An Apgar score of less than 7 at 5 minutes of life for a baby born at term is sometimes used as an indicator of a case that requires further review; however, Apgar scores less than 7 at 1 minute of life generally do not prompt more scrutiny if the 5-minute Apgar score is 7 or higher. Apgar scores indicate status of the newborn after birth and response to neonatal resuscitation if needed (American College of Obstetricians and Gynecologists [ACOG] & American Academy of Pediatrics [AAP], 2015). Individual scores are not predictive of outcomes (ACOG & AAP).


Despite its limitations, an Apgar score as an indicator of the condition of the newborn at 1 minute after vaginal birth may be useful as a screening measure to identify cases that warrant closer evaluation of the quality of care during the active phase of the second stage of labor. Several factors are amendable to clinician control during second-stage maternal pushing efforts including positioning, encouragement of the woman about how to push and how often to push, management of uterine activity, and accurate assessment and attention to fetal well-being. Each of these factors can influence how well the baby transitions to extrauterine life.

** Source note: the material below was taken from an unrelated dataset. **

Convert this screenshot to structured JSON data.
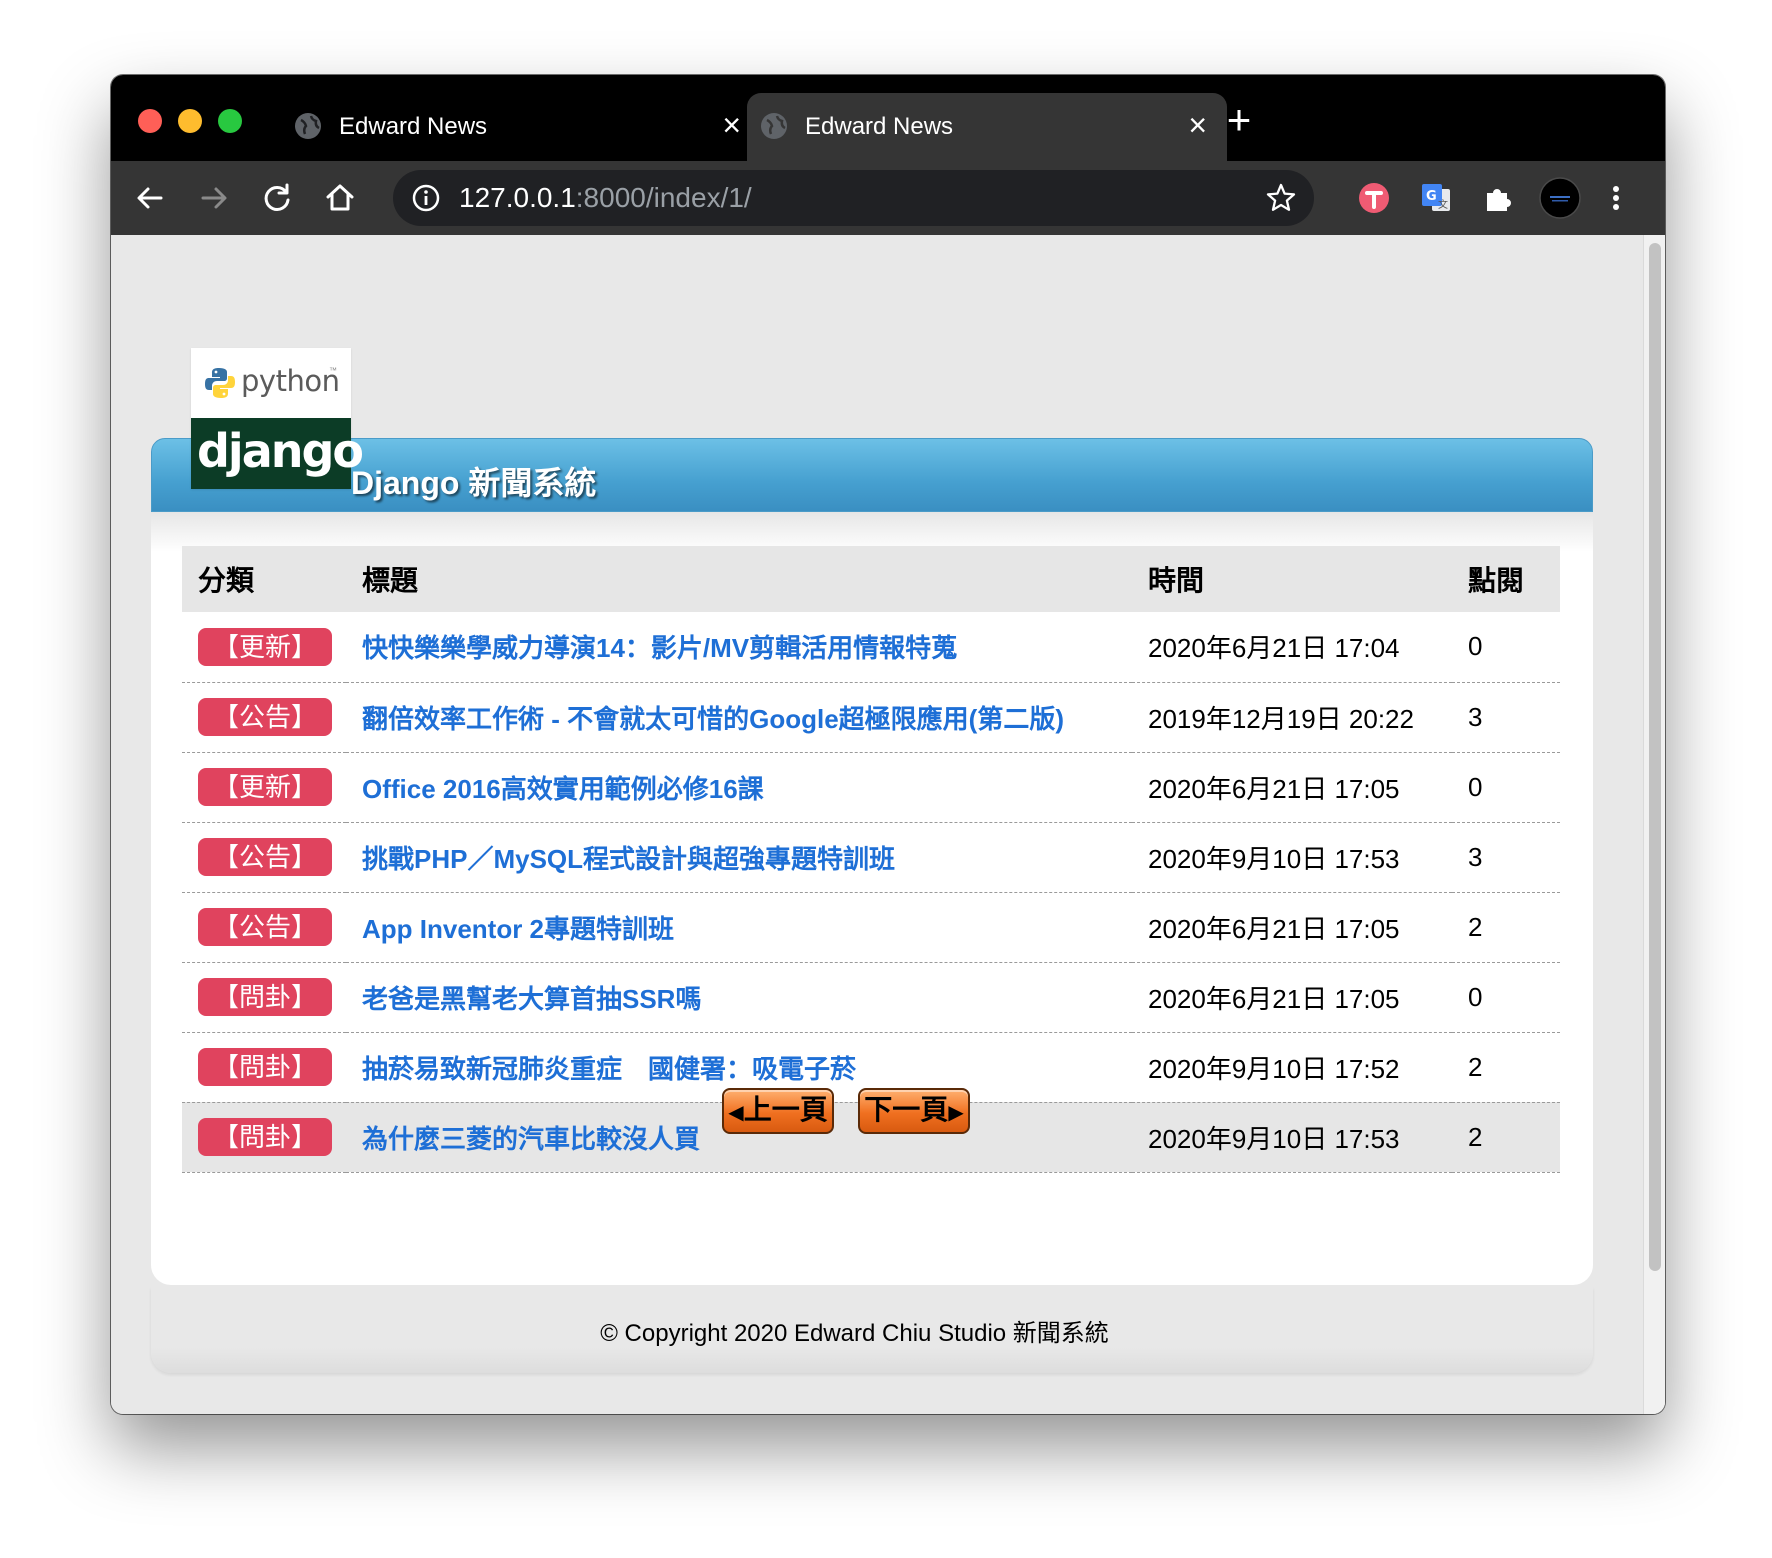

Common issues during the active pushing phase of the second stage of labor that can contribute to depressed fetal status at birth are static maternal positioning rather than frequent repositioning, lithotomy positioning, pushing in stirrups, forcing women's legs back against their abdomen, excessive uterine activity via continued and sometimes increases in an intravenous oxytocin infusion, and coached pushing with sustained breath-holding several times with every contraction in the context of one or more of the following: recurrent fetal heart rate (FHR) decelerations, a rising FHR baseline, and minimal variability. Recording of the maternal heart rate as the FHR and lack of awareness of the source of the data as maternal is another practice frequently involved in second-stage pushing. Sometimes clinicians are so focused on imminent birth that they are unable to realize that their continued efforts are at the expense of fetal well-being.


A low Apgar score at 1 minute can be considered a near miss. Case review by the perinatal team, including the electronic fetal monitoring tracing, can be helpful in revealing aspects of second-stage labor care that could benefit from change. Consider including cases in the multidisciplinary review process of Apgar scores less than 7 at 1 minute for babies born vaginally as a method to promote quality second-stage labor care. Apply the lessons learned to clinical practice and make changes as needed to make care safer for mothers and babies. The majority of the care during the second stage of labor is provided by the labor nurse in most settings. This is an opportunity to focus on a quality care initiative directly related to nursing practice that can be modified as necessary by perinatal nurses to improve care.




American College of Obstetricians and Gynecologists & American Academy of Pediatrics. (2015). The Apgar score (Committee Opinion No. 644). Obstetrics and Gynecology, 126(4), 194. doi:10.1097/AOG.0000000000001104 [Context Link]